Information about the nature of killer tornadoes is plentiful. Nevertheless deaths mount from year to year. Fear and insecurity stalks the region’s most susceptible to the violent whirlwinds, even as the Congress and White House have increased personnel and funding for ‘Homeland Security’ twenty fold over the decade .The current budget is over $180 billion. If we add the deaths caused by other ‘natural’ disasters like the flooding of New Orleans , the numbers of deaths are staggering. What explains this perverse relation between huge public funding for ‘homeland security’ and the increased insecurity of vulnerable Americans in clearly identified danger zones?
The reason is clear: ‘Homeland Security’ (HS) is an Orwellian misnomer.
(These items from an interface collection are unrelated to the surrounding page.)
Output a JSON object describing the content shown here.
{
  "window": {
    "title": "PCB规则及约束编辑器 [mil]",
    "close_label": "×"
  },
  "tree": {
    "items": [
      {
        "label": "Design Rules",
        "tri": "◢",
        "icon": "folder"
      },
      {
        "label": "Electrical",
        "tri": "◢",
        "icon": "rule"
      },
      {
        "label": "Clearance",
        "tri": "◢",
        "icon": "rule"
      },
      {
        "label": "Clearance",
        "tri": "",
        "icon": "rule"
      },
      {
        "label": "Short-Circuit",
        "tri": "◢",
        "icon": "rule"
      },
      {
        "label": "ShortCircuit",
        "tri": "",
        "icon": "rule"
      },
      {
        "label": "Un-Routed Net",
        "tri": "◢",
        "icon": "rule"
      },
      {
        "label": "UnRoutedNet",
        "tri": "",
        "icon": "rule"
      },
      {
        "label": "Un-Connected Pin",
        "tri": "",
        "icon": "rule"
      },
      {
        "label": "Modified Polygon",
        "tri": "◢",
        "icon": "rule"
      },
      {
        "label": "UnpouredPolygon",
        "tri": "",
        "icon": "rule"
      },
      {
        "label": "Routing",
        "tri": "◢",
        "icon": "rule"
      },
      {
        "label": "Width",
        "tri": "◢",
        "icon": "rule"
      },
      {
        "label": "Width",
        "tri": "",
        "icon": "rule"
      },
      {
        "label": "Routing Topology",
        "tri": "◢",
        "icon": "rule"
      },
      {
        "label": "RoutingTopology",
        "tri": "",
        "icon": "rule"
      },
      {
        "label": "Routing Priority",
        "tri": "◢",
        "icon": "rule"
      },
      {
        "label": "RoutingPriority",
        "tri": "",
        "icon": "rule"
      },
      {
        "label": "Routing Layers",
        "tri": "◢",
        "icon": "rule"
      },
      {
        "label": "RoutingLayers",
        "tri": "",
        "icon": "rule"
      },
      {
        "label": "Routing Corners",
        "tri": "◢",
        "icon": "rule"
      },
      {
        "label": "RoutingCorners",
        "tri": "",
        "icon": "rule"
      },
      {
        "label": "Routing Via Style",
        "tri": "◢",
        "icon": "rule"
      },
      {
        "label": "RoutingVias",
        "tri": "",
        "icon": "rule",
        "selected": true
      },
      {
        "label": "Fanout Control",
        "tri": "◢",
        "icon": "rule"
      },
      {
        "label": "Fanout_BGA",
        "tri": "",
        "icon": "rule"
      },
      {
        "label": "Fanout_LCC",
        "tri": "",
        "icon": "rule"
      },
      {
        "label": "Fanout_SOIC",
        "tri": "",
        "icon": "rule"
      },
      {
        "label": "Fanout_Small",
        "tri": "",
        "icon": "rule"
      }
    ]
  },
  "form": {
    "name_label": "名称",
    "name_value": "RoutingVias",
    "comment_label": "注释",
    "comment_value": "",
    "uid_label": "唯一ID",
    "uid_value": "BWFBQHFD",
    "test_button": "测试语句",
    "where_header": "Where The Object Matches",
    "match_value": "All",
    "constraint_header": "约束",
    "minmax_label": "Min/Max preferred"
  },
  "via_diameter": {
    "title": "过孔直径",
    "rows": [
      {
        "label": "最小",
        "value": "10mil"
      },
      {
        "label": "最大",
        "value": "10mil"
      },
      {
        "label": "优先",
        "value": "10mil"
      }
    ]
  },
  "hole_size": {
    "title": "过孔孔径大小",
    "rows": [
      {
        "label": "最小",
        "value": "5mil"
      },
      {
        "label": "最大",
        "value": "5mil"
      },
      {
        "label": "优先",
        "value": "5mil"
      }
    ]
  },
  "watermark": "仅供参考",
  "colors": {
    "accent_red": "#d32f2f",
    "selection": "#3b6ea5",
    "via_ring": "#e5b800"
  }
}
The agency is not concerned with domestic, civilian, American security. HS is part of a military-police response to imagined overseas threats, which have not materialized or at least have not produced deaths comparable to tornadoes and floods in the last 11 years.
HS spends billions and employs thousands to investigate, spy and harass citizens engaged in legal-constitutional activities. HS and the Pentagon spend tens of billions on overseas infrastructures – buildings, bases, camps -and over 900 billion in arms. HS and the Defense Department forcefully intervene militarily throughout the world via overt and clandestine operations.
To be precise HS intervenes offensively overseas, attacking civilian targets, while it fails to engage domestically to protect American civilians who are left defenseless in the face of predictable natural disasters.
HS and the Pentagon’s sustained violent overseas operations are rejected and regarded as a hostile imperial intervention by the civilians in those countries adversely affected. In contrast, defenseless citizens in the US would welcome large-scale intervention in the form of community shelters, which would provide survival, security, life-saving protection and financial aid for rebuilding their lives. Moreover, Pentagon and HS spending on overseas infrastructure, bases and bombs results in deficits, whereas investments in tornado and flood shelters would stimulate jobs, growth and investment in the US .
The current activity of HS destroys lives abroad and neglects survival at home: It has nothing to do with our “homeland” and even less with our “security”. Five percent of HS budget would have prevented many of Joplin ’s ‘tragedy’ (and saved us from Obama’s gaseous oratory!) and the other 400 deaths from this year’s crop of tornadoes.
Systemic Bases of Perpetual Domestic Neglect